It’s that time of year. Nearly everywhere you look, the holiday season is in full swing. It can be a special—even magical—time of year. Perhaps you are already planning a big family get together, deciding on delicious meals and choosing thoughtful gifts to give.
The holidays can also be overwhelming with so much to do, and so many expectations. Special times can also be a reminder of people who were once at the dinner table but are no longer with us. Remembering loved ones when we celebrate can bring with it a greater awareness of their absence.
No matter your situation or the loved one you’ve lost, everyone can benefit from finding ways to cope with anxiety and stress. One of the more simple ways to do this is to note those people and things we are grateful for in our lives. This doesn’t need to be big deal or even shared with anyone. Just taking a quiet moment for yourself to reflect on those things for which you are thankful can be a compassionate and healing approach to moving through grief.
Sometimes it is all too easy to feel stressed and to focus on what isn’t perfect or who is missing. A deep breath and a positive thought can shift our perspective. Looking for small things to be grateful for can help us to slow down a little bit. Along with, maybe even instead of, rushing to take care of the big things on your to-do list, it may encourage you to appreciate, remember and savor the moments in your life that have mattered—and the people who played important roles. Looking for the positive can help reframe the holidays and honor your memories.
Finding gratitude can be as easy as it needs to be to work for you. It might be useful to write out those things you have discovered to be thankful for, a small way of bringing a little light into the world. The process of noting a thought on paper can give your ideas, and yourself, time to breathe. At other times just a whisper to yourself in a quiet place, maybe even just noting having a minute or two to yourself, can help turn a corner within. If you have lost a loved one, you might take the time to recall a shared positive experience, allowing memory to the ease the longing.
You may find it helpful if someone just sat beside you and listened with a caring heart without expecting you to be any different. The pulse of life in their company may be an encouragement.
Along with holiday decorations, you might display something that was meaningful to your loved one—perhaps a piece of jewelry or art, or a special photograph. If there was a treasured recipe, consider preparing it as a way of honoring the relationship, noting that while the person themselves is no longer present, the relationship can continue and evolve. Playing music that was a shared pleasure can be a way of experiencing connection with your loved one, to include grief and joy and all the feelings in between.

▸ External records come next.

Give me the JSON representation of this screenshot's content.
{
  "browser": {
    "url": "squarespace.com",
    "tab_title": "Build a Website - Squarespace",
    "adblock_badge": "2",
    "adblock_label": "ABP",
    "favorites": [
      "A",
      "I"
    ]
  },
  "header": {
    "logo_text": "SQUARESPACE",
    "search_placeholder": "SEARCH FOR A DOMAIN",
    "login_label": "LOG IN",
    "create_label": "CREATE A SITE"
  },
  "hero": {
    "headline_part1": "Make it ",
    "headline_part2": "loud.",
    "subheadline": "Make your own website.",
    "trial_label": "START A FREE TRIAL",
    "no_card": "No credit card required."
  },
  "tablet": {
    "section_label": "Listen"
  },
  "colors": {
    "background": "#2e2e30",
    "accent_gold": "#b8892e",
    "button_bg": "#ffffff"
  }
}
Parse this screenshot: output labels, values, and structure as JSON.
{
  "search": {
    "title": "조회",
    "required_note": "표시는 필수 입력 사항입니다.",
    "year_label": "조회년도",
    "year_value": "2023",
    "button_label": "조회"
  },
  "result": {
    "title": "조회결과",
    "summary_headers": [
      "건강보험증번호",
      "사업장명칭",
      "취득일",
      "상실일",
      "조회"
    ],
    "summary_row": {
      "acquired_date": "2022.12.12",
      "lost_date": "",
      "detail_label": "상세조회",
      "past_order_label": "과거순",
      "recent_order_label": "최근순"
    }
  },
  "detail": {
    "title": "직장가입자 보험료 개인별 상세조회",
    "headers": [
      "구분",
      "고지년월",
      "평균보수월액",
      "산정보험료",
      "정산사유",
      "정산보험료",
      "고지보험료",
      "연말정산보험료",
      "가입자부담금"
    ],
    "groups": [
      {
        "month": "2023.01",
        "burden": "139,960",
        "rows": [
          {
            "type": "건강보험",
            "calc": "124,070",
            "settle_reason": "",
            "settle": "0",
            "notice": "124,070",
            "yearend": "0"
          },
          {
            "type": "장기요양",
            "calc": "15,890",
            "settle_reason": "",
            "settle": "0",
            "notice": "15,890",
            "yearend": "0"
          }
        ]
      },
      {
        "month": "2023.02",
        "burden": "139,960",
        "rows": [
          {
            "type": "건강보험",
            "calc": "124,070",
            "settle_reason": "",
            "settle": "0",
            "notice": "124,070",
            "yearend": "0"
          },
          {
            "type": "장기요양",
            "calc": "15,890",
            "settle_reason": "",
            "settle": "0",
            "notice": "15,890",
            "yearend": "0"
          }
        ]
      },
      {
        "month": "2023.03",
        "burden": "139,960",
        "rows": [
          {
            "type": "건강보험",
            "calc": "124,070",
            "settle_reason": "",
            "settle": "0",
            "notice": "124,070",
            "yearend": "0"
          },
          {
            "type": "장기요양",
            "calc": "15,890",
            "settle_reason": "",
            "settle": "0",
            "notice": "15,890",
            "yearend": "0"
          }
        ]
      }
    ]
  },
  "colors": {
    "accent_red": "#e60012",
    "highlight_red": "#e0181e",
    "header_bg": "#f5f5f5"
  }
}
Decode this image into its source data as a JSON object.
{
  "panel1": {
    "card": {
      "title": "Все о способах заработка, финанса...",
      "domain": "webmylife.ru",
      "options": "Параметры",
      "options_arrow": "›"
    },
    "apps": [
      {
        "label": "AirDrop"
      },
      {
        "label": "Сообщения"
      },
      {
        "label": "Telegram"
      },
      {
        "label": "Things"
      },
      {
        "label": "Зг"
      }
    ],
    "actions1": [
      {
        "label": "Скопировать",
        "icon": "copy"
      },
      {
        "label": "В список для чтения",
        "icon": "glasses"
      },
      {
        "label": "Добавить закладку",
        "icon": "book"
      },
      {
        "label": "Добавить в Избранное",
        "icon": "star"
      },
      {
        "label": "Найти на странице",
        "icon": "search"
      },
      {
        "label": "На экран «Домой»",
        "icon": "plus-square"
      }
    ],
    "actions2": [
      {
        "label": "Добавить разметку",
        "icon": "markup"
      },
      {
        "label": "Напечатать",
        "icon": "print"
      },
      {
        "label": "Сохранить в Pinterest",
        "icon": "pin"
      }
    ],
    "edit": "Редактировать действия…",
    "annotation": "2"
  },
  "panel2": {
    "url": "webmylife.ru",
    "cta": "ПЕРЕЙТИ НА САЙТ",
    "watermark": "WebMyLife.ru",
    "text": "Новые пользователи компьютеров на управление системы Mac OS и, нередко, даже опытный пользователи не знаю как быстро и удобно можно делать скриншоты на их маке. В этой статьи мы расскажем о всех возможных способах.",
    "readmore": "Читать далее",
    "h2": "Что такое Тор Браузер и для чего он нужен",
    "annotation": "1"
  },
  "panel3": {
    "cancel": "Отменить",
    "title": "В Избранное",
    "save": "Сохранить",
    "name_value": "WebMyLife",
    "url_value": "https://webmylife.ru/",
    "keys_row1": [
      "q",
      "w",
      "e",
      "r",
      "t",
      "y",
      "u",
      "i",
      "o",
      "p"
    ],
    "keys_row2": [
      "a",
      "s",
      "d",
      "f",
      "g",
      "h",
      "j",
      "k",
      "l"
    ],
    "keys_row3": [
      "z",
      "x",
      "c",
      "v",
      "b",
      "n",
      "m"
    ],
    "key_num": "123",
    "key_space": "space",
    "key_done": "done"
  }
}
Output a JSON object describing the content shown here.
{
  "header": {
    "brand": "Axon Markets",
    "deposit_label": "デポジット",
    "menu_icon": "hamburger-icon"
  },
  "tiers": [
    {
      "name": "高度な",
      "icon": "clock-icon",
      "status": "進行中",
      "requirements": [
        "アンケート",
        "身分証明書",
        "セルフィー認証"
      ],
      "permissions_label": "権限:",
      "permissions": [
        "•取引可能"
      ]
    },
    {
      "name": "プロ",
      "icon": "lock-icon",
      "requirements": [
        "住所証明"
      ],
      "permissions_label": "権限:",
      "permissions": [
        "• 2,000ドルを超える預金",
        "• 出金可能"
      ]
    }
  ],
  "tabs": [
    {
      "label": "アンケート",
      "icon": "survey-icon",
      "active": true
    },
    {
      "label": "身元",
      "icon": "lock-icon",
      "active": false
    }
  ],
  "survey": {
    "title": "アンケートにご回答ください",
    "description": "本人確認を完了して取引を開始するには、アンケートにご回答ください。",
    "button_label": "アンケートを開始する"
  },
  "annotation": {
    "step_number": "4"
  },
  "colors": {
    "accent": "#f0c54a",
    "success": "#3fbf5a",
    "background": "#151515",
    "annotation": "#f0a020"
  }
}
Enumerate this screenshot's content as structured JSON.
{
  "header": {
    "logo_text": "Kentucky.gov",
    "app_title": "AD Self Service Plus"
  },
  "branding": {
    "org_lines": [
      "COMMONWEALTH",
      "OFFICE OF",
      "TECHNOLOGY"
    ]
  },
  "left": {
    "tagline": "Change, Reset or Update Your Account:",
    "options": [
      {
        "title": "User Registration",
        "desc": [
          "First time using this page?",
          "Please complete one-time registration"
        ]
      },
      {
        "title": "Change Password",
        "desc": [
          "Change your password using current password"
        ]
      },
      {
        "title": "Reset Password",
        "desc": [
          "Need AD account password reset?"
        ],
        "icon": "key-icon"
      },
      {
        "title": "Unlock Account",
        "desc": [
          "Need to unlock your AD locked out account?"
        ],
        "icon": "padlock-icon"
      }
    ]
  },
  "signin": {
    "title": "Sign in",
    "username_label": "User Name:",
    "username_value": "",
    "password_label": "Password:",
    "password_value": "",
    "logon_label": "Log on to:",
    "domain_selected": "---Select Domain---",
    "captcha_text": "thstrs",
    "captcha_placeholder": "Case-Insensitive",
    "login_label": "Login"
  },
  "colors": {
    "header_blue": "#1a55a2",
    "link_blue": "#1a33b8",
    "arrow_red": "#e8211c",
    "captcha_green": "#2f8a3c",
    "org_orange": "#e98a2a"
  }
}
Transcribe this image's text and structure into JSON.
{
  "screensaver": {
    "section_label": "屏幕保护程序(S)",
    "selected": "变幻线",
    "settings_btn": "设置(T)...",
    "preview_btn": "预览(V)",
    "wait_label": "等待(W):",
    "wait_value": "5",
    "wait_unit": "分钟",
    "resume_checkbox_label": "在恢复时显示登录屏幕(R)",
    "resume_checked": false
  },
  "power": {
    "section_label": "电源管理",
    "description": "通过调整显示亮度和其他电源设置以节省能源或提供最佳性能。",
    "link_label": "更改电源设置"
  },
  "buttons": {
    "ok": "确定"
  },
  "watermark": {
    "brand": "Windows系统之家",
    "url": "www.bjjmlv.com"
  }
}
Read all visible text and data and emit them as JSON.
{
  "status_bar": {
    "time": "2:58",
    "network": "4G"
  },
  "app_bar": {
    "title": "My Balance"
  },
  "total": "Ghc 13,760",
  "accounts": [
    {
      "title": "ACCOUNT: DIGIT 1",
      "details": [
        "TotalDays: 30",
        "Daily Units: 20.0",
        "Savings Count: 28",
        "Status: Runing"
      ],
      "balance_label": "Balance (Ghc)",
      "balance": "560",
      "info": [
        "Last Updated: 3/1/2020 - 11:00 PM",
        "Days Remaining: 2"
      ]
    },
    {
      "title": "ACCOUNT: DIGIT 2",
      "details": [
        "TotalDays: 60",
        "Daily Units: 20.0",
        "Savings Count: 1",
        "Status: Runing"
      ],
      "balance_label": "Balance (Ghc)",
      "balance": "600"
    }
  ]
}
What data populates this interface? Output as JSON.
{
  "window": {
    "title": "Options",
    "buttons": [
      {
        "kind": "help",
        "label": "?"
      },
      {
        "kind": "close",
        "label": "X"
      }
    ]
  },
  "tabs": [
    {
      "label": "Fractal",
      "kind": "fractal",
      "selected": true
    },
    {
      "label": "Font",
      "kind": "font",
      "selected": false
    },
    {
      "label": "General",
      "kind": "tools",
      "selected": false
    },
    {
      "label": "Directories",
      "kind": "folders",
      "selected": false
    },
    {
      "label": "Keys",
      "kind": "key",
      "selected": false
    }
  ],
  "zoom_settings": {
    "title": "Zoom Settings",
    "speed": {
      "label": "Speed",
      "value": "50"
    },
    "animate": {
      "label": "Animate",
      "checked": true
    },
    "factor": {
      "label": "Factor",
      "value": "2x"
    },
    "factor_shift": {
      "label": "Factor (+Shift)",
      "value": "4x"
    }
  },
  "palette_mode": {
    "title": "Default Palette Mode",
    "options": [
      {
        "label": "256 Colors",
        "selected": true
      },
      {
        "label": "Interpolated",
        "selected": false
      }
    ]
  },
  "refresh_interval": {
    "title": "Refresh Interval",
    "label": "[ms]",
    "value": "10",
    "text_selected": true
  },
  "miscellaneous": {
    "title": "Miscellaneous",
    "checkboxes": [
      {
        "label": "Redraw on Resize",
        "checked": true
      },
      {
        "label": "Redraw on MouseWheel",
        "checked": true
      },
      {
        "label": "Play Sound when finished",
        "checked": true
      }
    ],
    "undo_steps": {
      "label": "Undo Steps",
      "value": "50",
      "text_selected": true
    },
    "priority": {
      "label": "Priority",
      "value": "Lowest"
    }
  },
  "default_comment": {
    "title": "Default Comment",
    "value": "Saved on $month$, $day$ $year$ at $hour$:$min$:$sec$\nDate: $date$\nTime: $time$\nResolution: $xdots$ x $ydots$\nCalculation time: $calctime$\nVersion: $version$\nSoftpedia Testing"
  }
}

Don’t forget the benevolent impact exercise can have. Consider dancing to the music you’re playing or going for a walk to get your blood flowing. Our feelings are a physical experience, not so much of our minds. Getting our bodies moving can help us move through our feelings as our feelings move through us. Those of us limited in our physical activity can nevertheless get a boost from a mild stretching routine.
Lastly, take a little time to recognize what you can and can’t control. Focus on those things that bring some satisfaction and comfort. Be kind to yourself as a way of generating kindness for others. Conversely, small acts of kindness can be a way of generating kindness within. Swap out the holiday blues for renewed strength and hope, one moment of gratitude at a time.
Alex Weiss serves as a Grief Counselor at Partners In Care, Central Oregon’s oldest and largest provider of hospice and palliative care.